• **TASK BRIEF**: List every line below containing "arrow".

• **RECORD SET**:
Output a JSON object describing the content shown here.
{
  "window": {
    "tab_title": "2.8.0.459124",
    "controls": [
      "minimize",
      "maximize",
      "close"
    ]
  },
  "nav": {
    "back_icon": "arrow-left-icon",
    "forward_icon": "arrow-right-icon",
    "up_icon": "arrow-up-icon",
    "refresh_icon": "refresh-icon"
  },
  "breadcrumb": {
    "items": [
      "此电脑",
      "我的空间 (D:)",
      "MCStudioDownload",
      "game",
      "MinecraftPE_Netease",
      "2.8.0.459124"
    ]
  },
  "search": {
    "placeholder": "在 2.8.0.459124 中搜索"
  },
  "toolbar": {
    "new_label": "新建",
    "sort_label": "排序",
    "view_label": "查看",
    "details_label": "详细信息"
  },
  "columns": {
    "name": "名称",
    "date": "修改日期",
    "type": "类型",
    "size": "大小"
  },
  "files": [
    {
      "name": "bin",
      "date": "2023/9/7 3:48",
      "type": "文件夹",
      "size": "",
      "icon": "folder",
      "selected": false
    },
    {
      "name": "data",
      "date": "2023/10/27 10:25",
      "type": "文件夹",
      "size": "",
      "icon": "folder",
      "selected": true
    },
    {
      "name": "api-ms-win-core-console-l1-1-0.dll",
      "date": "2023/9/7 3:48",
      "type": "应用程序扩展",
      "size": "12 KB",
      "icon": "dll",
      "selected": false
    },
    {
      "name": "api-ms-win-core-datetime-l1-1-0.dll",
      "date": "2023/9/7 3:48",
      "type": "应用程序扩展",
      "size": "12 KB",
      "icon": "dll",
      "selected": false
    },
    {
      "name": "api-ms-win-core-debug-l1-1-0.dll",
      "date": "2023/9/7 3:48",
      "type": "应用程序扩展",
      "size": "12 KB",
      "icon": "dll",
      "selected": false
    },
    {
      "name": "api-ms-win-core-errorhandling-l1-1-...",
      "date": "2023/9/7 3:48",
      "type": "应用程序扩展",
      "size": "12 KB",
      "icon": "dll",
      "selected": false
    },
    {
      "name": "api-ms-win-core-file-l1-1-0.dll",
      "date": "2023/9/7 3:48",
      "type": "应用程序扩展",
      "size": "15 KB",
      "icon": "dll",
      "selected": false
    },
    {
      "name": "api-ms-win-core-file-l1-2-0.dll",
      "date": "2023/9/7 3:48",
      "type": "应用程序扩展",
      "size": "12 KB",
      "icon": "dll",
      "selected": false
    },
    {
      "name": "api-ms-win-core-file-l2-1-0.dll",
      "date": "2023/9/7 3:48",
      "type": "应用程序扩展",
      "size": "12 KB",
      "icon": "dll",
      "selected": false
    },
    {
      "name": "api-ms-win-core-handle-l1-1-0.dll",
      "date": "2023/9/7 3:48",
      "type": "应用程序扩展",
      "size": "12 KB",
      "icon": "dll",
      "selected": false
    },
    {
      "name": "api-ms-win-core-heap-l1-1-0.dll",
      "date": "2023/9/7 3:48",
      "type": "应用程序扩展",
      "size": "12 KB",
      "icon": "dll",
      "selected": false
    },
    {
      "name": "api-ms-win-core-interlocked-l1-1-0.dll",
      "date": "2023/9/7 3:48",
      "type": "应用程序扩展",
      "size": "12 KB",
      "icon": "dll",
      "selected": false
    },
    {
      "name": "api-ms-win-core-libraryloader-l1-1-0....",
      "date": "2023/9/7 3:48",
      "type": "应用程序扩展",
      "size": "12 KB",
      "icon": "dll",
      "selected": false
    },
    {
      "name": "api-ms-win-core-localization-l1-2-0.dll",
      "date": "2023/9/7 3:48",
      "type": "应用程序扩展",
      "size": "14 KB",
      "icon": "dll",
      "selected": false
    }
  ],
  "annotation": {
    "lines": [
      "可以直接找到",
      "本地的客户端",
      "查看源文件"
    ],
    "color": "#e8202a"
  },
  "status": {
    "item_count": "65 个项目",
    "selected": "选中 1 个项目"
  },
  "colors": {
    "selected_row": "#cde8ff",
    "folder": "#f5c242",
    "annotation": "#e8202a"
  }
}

• **REPLY**:
    "back_icon": "arrow-left-icon",
    "forward_icon": "arrow-right-icon",
    "up_icon": "arrow-up-icon",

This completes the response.